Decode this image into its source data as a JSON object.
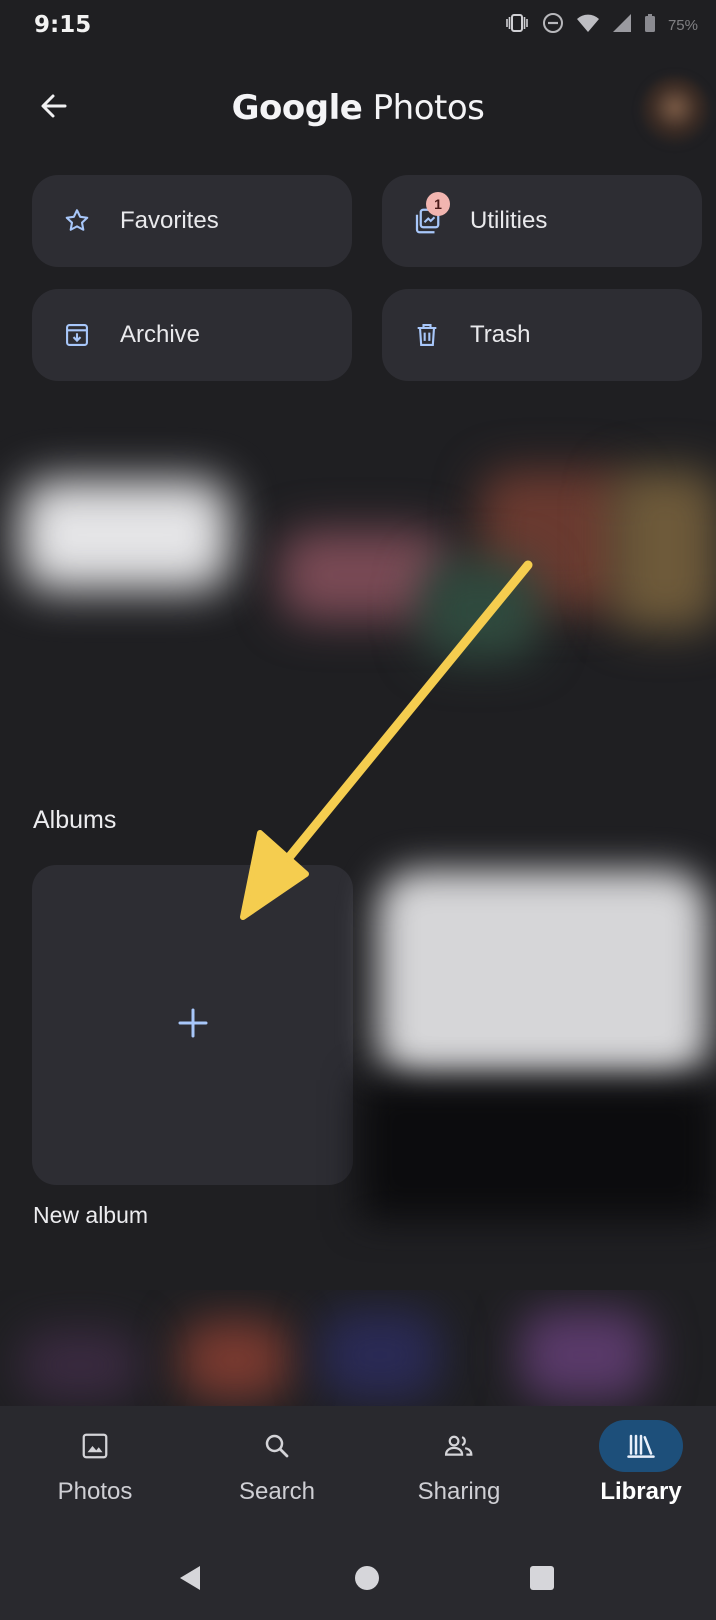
{
  "status_bar": {
    "time": "9:15",
    "battery_text": "75%",
    "icons": [
      "vibrate-icon",
      "dnd-icon",
      "wifi-icon",
      "signal-icon",
      "battery-icon"
    ]
  },
  "app_bar": {
    "title_brand": "Google",
    "title_product": "Photos",
    "back_icon": "arrow-back-icon"
  },
  "quick_actions": [
    {
      "label": "Favorites",
      "icon": "star-outline-icon"
    },
    {
      "label": "Utilities",
      "icon": "utilities-icon",
      "badge": "1"
    },
    {
      "label": "Archive",
      "icon": "archive-icon"
    },
    {
      "label": "Trash",
      "icon": "trash-icon"
    }
  ],
  "albums": {
    "section_title": "Albums",
    "new_album_label": "New album"
  },
  "bottom_nav": {
    "items": [
      {
        "label": "Photos",
        "icon": "photo-icon",
        "active": false
      },
      {
        "label": "Search",
        "icon": "search-icon",
        "active": false
      },
      {
        "label": "Sharing",
        "icon": "people-icon",
        "active": false
      },
      {
        "label": "Library",
        "icon": "library-icon",
        "active": true
      }
    ]
  },
  "system_nav": {
    "buttons": [
      "back-triangle-icon",
      "home-circle-icon",
      "recents-square-icon"
    ]
  },
  "colors": {
    "background": "#1f1f22",
    "card": "#2d2d33",
    "icon_accent": "#a8c7fa",
    "active_pill": "#1d4f7a",
    "annotation_arrow": "#f5cd4f",
    "badge": "#f2b5b0"
  }
}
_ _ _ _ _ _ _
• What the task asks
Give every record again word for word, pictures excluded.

• Your response
Decode this image into its source data as a JSON object.
{
  "status_bar": {
    "time": "9:15",
    "battery_text": "75%",
    "icons": [
      "vibrate-icon",
      "dnd-icon",
      "wifi-icon",
      "signal-icon",
      "battery-icon"
    ]
  },
  "app_bar": {
    "title_brand": "Google",
    "title_product": "Photos",
    "back_icon": "arrow-back-icon"
  },
  "quick_actions": [
    {
      "label": "Favorites",
      "icon": "star-outline-icon"
    },
    {
      "label": "Utilities",
      "icon": "utilities-icon",
      "badge": "1"
    },
    {
      "label": "Archive",
      "icon": "archive-icon"
    },
    {
      "label": "Trash",
      "icon": "trash-icon"
    }
  ],
  "albums": {
    "section_title": "Albums",
    "new_album_label": "New album"
  },
  "bottom_nav": {
    "items": [
      {
        "label": "Photos",
        "icon": "photo-icon",
        "active": false
      },
      {
        "label": "Search",
        "icon": "search-icon",
        "active": false
      },
      {
        "label": "Sharing",
        "icon": "people-icon",
        "active": false
      },
      {
        "label": "Library",
        "icon": "library-icon",
        "active": true
      }
    ]
  },
  "system_nav": {
    "buttons": [
      "back-triangle-icon",
      "home-circle-icon",
      "recents-square-icon"
    ]
  },
  "colors": {
    "background": "#1f1f22",
    "card": "#2d2d33",
    "icon_accent": "#a8c7fa",
    "active_pill": "#1d4f7a",
    "annotation_arrow": "#f5cd4f",
    "badge": "#f2b5b0"
  }
}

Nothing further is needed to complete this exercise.